My current work engages me in the use of Behavioural Family Interventions. I was trained to use Family Interventions (using the Barrowclough and Tarrier Model) and engaged in CBT and PSI with a population of complex clients within a community setting. I have taught and supervised staff on a variety of modules related to cognitive and behavioural approaches over many years and as inferred I still practice with a small number of families.
My main interest lies in research and the way that the mentally ill are represented. This has an impact on my work and teaching as many of the people I engage with have experienced the range of representations made about their presenting problems. I sit on an editorial board for a mental health nursing journal and am in touch with the current factors that are influencing care delivery on a local and national level. I review prospective articles for two other journals with a specialist interest in practice based research, CBT and representations of the mentally ill. I regularly work with grass roots workers who experience many of the problems associated to implementing cognitive and behavioural interventions and offer clinical supervision to such workers.
My publication and activity profile is available on the University of Salford SEEK site.
This Masters has been designed to meet the growing need for people to have the skill set to work with clients with complex needs or mild to moderate mental health issues.
Many of our students already have jobs, but inform us that this course enhances their level of employment, or offers a new career pathway. Examples of job titles in the NHS are CBT lead for mental health trust and cognitive behavioural psychotherapist/therapist.
"I chose to study at Salford University for my MSc Cognitive Behavioural Psychotherapy course because I had also completed my undergraduate BSc course at Salford and my experience at the university so far was very good. When looking towards the future and exploring what I would like to do next upon completing my BSc, I came across the MSc CBP course and contacted the course leader to enquire more. Upon expressing my interest in the course I gained a great deal of support and all my queries and questions were answered.
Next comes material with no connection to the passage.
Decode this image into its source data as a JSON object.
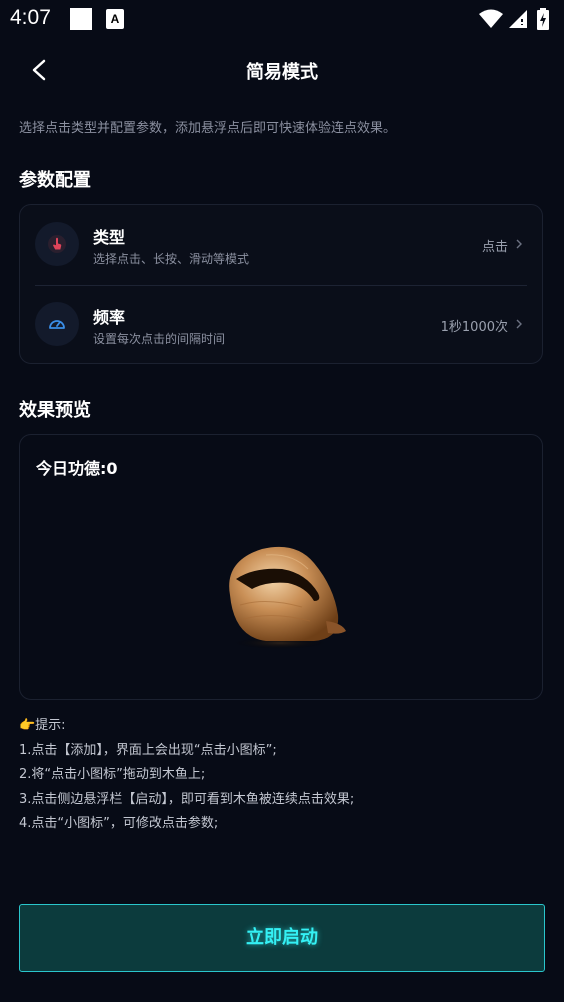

The course leader was very supportive, answering all the questions I had about the course. I had applied for the part time 3 year course however I expressed interest in completing the course on a full-time basis due to personal reasons and I was able to discuss this with the course leader and arrange a specific tailored schedule to suit both me and the modules to be able to complete the course.
The support received from personal tutors whilst completing the course or working towards a career path was fantastic.
My favourite project/ piece of work was my dissertation as I had the opportunity to work with complex presentations and provide interventions and also evaluate the intervention to see how useful or beneficial it was to the service users. In addition to this it also gave the opportunity to understand how secondary care NHS settings worked.
The course has enabled me to gain employment within a partner organisation of the NHS as a Cognitive Behavioural Psychotherapist and I have now been able to further develop my career by applying for provisional accreditation from a professional body and also gain new employment in a specialist role working with long term health problems."
This course has been created after request from the North West Strategic Health Authority. Some students will be able to use the Service Level Agreement to fund these modules. Other students will self-fund or request funding from their employer.
|Type of Study||Fee|
|Part-time||MSc: £2,750 (year 1)|
|Type of Study||Fee|
|Part-time||£1,230 per 30 credit module|
|Full-time PgDip||£4,920 (full-time); £2,460 (part-time)|
The Postgraduate Bursaries and Scholarships for 2017-18 entry are currently under review and subject to change. A revised schedule of scholarships and bursaries will be published in February 2017.
MSc (one year full-time) (three years part-time)
PgDip (one year full-time) (two years part-time)
PgCert (one year part-time)